▸ Description of the task:
Every record below should appear in your answer, copied exactly.
═════ Data for this task ═════
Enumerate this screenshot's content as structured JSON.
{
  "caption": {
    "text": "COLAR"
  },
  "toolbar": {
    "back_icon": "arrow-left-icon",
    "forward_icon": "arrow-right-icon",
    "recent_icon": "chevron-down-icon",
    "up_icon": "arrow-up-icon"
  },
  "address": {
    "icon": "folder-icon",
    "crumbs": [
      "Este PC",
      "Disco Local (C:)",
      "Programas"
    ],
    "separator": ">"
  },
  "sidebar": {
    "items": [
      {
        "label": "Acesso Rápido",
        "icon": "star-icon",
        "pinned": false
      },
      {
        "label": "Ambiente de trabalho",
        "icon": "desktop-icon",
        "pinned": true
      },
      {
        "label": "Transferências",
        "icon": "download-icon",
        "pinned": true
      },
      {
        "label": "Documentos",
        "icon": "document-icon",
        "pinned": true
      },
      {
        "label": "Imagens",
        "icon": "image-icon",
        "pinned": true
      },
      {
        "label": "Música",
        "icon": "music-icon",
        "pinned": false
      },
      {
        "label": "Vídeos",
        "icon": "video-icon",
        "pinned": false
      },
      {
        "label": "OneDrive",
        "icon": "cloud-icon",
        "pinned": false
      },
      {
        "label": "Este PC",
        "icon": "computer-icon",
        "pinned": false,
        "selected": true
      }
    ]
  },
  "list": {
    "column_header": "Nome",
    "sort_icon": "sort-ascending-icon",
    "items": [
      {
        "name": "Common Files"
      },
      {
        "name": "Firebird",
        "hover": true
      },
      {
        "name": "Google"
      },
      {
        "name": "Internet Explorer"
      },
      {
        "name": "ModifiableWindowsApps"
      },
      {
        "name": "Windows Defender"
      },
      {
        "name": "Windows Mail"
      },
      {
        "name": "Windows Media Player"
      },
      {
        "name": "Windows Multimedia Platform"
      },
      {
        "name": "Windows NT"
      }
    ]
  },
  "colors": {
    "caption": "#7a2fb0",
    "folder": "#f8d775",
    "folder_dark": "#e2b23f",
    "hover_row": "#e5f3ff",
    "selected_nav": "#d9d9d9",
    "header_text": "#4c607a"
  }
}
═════
▸ Solved problem:
Enumerate this screenshot's content as structured JSON.
{
  "caption": {
    "text": "COLAR"
  },
  "toolbar": {
    "back_icon": "arrow-left-icon",
    "forward_icon": "arrow-right-icon",
    "recent_icon": "chevron-down-icon",
    "up_icon": "arrow-up-icon"
  },
  "address": {
    "icon": "folder-icon",
    "crumbs": [
      "Este PC",
      "Disco Local (C:)",
      "Programas"
    ],
    "separator": ">"
  },
  "sidebar": {
    "items": [
      {
        "label": "Acesso Rápido",
        "icon": "star-icon",
        "pinned": false
      },
      {
        "label": "Ambiente de trabalho",
        "icon": "desktop-icon",
        "pinned": true
      },
      {
        "label": "Transferências",
        "icon": "download-icon",
        "pinned": true
      },
      {
        "label": "Documentos",
        "icon": "document-icon",
        "pinned": true
      },
      {
        "label": "Imagens",
        "icon": "image-icon",
        "pinned": true
      },
      {
        "label": "Música",
        "icon": "music-icon",
        "pinned": false
      },
      {
        "label": "Vídeos",
        "icon": "video-icon",
        "pinned": false
      },
      {
        "label": "OneDrive",
        "icon": "cloud-icon",
        "pinned": false
      },
      {
        "label": "Este PC",
        "icon": "computer-icon",
        "pinned": false,
        "selected": true
      }
    ]
  },
  "list": {
    "column_header": "Nome",
    "sort_icon": "sort-ascending-icon",
    "items": [
      {
        "name": "Common Files"
      },
      {
        "name": "Firebird",
        "hover": true
      },
      {
        "name": "Google"
      },
      {
        "name": "Internet Explorer"
      },
      {
        "name": "ModifiableWindowsApps"
      },
      {
        "name": "Windows Defender"
      },
      {
        "name": "Windows Mail"
      },
      {
        "name": "Windows Media Player"
      },
      {
        "name": "Windows Multimedia Platform"
      },
      {
        "name": "Windows NT"
      }
    ]
  },
  "colors": {
    "caption": "#7a2fb0",
    "folder": "#f8d775",
    "folder_dark": "#e2b23f",
    "hover_row": "#e5f3ff",
    "selected_nav": "#d9d9d9",
    "header_text": "#4c607a"
  }
}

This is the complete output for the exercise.